WORK REQUIRED
Of the lines below, copy those that hold the word "JSON".

MATERIAL FOR THE TASK Block Start

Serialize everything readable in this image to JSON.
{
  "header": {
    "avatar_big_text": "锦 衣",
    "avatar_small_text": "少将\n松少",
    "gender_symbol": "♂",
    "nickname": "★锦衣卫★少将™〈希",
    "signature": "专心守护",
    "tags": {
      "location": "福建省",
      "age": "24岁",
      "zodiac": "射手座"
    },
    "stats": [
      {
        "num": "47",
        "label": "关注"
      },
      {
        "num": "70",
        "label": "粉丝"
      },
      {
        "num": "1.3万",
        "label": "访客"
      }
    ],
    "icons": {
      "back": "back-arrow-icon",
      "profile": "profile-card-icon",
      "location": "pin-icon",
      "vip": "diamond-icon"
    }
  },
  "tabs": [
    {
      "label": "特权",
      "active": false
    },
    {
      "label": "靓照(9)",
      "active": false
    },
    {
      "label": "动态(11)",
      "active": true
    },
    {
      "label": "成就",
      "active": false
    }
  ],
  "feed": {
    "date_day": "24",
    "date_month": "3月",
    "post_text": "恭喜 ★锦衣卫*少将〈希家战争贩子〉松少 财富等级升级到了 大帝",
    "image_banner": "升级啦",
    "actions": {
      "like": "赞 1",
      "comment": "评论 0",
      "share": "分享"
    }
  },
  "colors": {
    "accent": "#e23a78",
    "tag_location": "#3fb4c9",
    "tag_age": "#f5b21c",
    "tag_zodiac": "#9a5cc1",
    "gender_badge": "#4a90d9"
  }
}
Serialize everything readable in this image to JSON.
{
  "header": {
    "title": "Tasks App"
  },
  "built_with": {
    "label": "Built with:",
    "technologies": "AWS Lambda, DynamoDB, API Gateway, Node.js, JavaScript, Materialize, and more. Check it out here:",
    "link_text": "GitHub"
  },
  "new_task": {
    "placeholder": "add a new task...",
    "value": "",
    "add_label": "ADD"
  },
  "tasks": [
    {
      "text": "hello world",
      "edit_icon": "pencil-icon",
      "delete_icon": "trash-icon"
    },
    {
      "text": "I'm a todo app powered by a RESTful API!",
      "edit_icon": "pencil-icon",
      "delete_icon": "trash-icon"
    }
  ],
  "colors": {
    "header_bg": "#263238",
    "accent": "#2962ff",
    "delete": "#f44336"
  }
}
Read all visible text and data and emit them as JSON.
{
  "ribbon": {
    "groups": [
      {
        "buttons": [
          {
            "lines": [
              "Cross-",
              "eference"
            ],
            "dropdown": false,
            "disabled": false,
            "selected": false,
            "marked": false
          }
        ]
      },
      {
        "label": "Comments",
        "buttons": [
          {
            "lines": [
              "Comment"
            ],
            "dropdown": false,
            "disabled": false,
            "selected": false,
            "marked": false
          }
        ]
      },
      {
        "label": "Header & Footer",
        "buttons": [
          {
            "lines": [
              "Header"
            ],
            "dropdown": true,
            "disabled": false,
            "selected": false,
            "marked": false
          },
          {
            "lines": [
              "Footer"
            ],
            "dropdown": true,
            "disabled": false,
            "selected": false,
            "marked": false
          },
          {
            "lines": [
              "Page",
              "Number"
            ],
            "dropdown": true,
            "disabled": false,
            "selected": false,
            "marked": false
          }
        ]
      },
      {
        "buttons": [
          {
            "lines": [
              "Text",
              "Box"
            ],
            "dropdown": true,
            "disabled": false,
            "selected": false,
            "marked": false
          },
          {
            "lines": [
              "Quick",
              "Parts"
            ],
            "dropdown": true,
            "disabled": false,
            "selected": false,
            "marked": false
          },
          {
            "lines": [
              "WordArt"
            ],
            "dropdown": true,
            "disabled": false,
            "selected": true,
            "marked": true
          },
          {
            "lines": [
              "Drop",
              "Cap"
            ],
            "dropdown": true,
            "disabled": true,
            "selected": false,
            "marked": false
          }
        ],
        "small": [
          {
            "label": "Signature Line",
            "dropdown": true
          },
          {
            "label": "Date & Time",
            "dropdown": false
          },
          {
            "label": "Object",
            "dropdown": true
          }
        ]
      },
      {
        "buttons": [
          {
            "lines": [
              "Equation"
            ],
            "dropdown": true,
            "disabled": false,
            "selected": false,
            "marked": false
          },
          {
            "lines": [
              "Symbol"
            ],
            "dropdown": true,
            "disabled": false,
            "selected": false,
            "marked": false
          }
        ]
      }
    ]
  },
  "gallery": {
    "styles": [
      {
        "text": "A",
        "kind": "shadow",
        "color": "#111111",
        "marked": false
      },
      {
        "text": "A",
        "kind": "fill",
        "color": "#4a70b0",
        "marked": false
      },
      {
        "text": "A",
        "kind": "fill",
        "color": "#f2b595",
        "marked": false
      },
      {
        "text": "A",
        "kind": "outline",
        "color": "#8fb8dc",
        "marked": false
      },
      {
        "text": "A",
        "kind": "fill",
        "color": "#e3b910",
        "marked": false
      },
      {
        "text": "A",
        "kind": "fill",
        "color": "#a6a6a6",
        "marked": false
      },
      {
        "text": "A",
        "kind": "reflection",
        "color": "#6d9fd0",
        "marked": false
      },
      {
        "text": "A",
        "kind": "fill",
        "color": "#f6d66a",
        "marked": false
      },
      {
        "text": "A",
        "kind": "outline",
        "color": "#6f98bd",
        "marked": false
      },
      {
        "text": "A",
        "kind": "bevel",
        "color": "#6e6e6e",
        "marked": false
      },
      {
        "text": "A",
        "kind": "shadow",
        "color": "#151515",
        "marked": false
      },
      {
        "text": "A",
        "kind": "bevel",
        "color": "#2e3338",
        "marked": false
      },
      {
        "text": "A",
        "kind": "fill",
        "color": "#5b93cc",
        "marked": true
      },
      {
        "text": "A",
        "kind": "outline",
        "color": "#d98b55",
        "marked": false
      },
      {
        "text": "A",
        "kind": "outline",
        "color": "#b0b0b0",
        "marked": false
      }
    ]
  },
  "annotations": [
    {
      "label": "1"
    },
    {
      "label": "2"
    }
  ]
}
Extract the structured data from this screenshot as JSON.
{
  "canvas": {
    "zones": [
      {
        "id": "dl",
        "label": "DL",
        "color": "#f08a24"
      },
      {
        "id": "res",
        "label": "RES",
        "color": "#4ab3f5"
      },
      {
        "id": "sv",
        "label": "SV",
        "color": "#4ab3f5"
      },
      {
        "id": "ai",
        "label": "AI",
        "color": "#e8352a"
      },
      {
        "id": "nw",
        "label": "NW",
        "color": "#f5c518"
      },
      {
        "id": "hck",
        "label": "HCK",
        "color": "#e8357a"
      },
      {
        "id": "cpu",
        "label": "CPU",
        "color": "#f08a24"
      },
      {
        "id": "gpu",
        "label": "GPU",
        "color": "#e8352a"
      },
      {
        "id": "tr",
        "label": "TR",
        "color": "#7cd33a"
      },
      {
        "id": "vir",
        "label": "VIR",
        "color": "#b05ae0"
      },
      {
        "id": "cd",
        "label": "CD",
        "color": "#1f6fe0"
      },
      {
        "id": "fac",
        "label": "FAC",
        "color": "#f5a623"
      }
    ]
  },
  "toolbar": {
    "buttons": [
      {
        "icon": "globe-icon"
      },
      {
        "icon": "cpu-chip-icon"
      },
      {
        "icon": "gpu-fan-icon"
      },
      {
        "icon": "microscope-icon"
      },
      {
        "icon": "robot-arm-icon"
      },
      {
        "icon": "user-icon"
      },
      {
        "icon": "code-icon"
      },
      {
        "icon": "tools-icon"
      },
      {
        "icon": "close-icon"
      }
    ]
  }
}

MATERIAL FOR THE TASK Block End

TASK OUTPUT
Serialize everything readable in this image to JSON.
Serialize everything readable in this image to JSON.
Read all visible text and data and emit them as JSON.
Extract the structured data from this screenshot as JSON.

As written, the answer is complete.